Apple patent points to displays on keyboards and trackpads. Proves lessons haven't been learned from the Touch Bar.

MacBook Pro Touch Bar
MacBook Pro Touch Bar (Image credit: iMore)

What you need to know

  • A new patent suggests screens could be coming to trackpads and keyboards.
  • No, we don't know why.
  • Maybe it's because everyone loves the Touch Bar so much.

Apple may intend to add new screens to its portable Macs, but they won't be where you'd expect them to be. According to a new patent Apple plans on putting screens in trackpads and keyboards. Because of course it does.

"Auxiliary text display integrated into a keyboard device," US Patent No 10,585,494, was spotted by Apple Insider. And it's as bad as you might think.

According to the patent we could see screens on a keyboard because Apple doesn't think people are capable of typing and looking at their screens at the same time.

"To view both the keys being pressed and the results of the typing presented on the display," it continues, "a user may be forced to repeatedly shift his or her field of view between the keyboard and the main display or monitor. This continual shifting may slow down or interrupt typing activity, which may limit or reduce the user's productivity and/or the efficiency of typing operations."

The patent also suggests that autocomplete could be added, allowing users to tap to select a word even before they finish typing it. That sounds like a special kind of hell as someone who types for eight hours each day, but maybe I'm not the target audience here.

Patent - Screen In Space Bar

Patent - Screen In Space Bar (Image credit: Apple Insider)

As crazy as this might seem, there is a cool aspect to it all. The patent understands that someone's fingers will eventually get in the way of whatever screen is added to a keyboard, so it will automatically adapt and move the text so as to ensure it can always be read.
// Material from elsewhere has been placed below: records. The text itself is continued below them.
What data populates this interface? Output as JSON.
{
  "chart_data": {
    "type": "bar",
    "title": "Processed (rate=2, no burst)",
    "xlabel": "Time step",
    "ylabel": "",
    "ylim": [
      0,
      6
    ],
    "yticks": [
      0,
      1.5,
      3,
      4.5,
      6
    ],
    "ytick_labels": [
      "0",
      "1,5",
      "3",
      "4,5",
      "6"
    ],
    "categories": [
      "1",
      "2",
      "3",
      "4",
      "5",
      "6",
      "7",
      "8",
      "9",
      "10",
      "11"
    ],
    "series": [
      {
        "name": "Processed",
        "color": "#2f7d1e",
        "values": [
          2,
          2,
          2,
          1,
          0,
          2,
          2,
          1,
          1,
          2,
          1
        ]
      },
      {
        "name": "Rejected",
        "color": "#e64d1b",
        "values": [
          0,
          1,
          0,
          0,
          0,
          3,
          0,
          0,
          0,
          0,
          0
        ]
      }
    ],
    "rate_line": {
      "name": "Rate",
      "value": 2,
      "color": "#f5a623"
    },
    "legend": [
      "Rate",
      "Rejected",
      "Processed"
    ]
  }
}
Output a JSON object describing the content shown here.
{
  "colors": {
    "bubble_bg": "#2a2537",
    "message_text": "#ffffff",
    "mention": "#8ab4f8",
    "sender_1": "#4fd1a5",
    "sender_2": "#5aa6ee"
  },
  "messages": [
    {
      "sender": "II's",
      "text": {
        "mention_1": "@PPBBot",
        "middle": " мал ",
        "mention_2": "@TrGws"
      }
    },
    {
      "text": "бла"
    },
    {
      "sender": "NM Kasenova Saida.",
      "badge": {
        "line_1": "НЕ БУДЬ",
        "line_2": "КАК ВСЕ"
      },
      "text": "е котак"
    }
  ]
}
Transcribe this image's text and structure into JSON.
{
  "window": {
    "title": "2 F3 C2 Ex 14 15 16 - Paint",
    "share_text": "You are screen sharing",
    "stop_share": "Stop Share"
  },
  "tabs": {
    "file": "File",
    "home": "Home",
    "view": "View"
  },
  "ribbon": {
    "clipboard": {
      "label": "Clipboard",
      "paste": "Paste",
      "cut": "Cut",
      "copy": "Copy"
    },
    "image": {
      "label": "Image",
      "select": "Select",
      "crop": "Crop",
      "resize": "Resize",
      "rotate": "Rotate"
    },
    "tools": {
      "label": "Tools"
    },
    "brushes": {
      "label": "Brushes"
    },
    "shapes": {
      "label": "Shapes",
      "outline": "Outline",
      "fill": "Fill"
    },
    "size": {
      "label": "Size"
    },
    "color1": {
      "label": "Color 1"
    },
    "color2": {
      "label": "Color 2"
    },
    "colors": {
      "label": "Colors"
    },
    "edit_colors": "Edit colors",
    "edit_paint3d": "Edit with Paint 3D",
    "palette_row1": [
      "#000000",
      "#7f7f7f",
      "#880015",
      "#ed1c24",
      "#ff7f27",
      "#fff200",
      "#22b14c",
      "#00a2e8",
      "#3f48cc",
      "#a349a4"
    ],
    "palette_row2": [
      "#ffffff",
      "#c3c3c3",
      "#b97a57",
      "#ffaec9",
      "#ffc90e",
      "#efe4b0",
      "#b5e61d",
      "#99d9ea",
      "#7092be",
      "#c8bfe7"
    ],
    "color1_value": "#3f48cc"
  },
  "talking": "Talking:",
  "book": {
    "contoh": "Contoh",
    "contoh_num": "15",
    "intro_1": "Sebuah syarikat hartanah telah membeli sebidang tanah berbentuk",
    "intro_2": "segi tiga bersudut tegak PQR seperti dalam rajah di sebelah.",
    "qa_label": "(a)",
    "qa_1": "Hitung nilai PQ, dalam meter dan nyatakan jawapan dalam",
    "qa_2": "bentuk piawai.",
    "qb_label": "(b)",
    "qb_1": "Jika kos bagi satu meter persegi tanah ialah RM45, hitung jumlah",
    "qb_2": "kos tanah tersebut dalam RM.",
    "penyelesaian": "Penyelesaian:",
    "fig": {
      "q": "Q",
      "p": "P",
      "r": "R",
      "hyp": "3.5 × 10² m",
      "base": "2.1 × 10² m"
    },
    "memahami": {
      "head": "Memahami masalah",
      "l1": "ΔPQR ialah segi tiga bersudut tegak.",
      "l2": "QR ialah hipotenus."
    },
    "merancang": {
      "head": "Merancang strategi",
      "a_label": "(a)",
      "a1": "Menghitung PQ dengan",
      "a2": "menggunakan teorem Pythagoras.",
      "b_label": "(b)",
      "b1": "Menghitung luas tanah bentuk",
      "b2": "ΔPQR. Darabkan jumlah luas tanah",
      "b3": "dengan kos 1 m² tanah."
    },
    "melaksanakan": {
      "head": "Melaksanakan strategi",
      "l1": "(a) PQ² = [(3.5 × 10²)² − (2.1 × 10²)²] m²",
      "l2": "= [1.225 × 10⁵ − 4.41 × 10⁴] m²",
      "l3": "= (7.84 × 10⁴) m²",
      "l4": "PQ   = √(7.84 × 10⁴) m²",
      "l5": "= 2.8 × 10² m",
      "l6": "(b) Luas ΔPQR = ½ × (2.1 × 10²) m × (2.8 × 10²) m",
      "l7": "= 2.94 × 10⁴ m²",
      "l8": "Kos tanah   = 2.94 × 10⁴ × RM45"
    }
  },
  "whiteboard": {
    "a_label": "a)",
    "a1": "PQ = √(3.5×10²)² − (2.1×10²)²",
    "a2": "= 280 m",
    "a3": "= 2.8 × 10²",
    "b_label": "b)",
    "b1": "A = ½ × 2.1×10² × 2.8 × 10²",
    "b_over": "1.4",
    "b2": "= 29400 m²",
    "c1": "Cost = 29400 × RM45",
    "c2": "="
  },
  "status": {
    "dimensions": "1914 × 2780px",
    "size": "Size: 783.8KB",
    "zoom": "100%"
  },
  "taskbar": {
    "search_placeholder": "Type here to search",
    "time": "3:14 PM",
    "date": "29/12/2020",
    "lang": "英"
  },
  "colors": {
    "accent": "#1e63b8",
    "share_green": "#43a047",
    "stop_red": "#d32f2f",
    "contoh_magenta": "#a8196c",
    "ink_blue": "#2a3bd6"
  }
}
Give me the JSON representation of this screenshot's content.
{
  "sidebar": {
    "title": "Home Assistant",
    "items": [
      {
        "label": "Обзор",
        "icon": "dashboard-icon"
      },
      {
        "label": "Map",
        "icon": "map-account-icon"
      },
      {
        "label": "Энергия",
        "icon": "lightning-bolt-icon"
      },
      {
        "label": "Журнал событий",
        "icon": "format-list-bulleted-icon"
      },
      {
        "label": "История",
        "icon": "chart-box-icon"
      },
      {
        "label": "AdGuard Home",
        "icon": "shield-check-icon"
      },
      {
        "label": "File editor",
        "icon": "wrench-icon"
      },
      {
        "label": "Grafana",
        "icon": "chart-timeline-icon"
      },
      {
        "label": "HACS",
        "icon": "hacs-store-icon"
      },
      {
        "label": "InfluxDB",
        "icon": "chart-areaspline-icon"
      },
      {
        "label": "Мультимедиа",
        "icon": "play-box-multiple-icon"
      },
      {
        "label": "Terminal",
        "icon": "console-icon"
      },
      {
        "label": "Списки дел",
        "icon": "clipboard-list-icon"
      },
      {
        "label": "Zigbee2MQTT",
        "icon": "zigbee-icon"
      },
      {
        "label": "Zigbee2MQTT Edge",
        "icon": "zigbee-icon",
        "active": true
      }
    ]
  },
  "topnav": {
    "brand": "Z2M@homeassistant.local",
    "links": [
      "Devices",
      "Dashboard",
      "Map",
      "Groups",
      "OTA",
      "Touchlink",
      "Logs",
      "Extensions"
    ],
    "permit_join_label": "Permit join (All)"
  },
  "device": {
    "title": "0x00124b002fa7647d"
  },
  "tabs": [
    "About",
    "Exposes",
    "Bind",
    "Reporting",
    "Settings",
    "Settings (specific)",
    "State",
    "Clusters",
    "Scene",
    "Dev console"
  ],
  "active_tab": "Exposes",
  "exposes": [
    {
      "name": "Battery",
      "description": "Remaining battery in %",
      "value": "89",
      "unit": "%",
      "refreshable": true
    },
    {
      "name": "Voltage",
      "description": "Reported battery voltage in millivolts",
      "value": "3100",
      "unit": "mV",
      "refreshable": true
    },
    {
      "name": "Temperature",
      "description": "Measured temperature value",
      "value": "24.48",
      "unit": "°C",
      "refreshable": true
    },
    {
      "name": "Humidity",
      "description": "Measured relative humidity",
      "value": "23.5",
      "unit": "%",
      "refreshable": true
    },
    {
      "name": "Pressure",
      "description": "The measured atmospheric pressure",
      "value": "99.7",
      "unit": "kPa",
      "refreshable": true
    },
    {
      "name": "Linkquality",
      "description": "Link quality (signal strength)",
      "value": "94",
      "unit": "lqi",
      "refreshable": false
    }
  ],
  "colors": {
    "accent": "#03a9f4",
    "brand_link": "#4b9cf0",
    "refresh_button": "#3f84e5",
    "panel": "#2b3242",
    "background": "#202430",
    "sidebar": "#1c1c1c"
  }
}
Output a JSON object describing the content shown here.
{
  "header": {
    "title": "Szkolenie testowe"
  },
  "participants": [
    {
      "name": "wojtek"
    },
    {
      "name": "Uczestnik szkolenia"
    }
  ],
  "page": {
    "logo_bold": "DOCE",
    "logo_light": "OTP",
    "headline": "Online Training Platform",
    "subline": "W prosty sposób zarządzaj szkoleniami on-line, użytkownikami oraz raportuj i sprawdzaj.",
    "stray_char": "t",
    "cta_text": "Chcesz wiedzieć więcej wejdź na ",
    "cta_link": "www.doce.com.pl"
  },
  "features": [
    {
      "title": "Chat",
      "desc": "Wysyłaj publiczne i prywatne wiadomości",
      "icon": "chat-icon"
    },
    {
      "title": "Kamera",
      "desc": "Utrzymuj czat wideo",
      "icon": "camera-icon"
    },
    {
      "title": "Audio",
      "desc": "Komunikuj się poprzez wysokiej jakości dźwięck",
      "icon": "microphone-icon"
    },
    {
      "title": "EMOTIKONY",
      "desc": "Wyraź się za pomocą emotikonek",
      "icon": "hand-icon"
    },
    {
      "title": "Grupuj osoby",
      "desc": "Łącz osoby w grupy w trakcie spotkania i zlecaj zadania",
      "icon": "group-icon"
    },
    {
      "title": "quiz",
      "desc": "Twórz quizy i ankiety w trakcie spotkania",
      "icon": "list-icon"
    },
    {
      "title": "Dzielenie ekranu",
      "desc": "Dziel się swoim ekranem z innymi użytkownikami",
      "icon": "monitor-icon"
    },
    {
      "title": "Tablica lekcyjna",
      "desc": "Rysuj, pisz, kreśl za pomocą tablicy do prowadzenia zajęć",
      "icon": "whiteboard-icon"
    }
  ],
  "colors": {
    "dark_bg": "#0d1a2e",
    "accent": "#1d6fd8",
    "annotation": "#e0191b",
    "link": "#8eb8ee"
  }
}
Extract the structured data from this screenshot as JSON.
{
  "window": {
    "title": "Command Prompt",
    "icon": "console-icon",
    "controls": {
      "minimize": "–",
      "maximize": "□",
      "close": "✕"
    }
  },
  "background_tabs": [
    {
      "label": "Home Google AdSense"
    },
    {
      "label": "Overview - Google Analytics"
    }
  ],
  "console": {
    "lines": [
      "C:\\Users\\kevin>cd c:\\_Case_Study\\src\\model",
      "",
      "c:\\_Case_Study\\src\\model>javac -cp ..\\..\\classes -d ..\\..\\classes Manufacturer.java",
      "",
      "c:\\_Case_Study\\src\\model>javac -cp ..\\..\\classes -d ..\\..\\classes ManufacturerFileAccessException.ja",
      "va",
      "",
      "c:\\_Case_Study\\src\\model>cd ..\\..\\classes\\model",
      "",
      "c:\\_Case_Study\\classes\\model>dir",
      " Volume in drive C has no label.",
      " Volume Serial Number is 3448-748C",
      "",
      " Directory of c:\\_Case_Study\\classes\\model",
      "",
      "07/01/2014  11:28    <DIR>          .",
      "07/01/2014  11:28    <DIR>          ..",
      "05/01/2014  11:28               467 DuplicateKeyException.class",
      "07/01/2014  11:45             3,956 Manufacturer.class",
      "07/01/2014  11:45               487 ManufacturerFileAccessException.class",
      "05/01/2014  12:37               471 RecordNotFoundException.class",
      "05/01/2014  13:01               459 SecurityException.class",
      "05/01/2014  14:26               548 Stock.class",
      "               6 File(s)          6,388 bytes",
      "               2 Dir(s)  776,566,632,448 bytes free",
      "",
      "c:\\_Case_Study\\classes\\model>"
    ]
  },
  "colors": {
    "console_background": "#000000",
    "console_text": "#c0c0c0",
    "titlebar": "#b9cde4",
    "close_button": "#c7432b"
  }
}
"Because the auxiliary display is located on the keyboard near the user's hands, the auxiliary display may be adapted to detect when a user's finger or other object visually obstructs a portion of the auxiliary display," continues the patent. "In response to the detection of an obstruction, the auxiliary display may be configured to adapt the arrangement of the information displayed to reduce or avoid the detected obstruction."

You have to admit, that sounds impressive.

Regardless, this is only a patent and there's no way of knowing whether it will ever be part of a shipping MacBook, MacBook Air, or MacBook Pro. Given the fact the Touch Bar still hasn't moved down the lineup, I'd expect this to appear on a MacBook Pro first. If at all.

Oliver Haslam

Oliver Haslam has written about Apple and the wider technology business for more than a decade with bylines on How-To Geek, PC Mag, iDownloadBlog, and many more. He has also been published in print for Macworld, including cover stories. At iMore, Oliver is involved in daily news coverage and, not being short of opinions, has been known to 'explain' those thoughts in more detail, too.

Having grown up using PCs and spending far too much money on graphics card and flashy RAM, Oliver switched to the Mac with a G5 iMac and hasn't looked back. Since then he's seen the growth of the smartphone world, backed by iPhone, and new product categories come and go. Current expertise includes iOS, macOS, streaming services, and pretty much anything that has a battery or plugs into a wall. Oliver also covers mobile gaming for iMore, with Apple Arcade a particular focus. He's been gaming since the Atari 2600 days and still struggles to comprehend the fact he can play console quality titles on his pocket computer.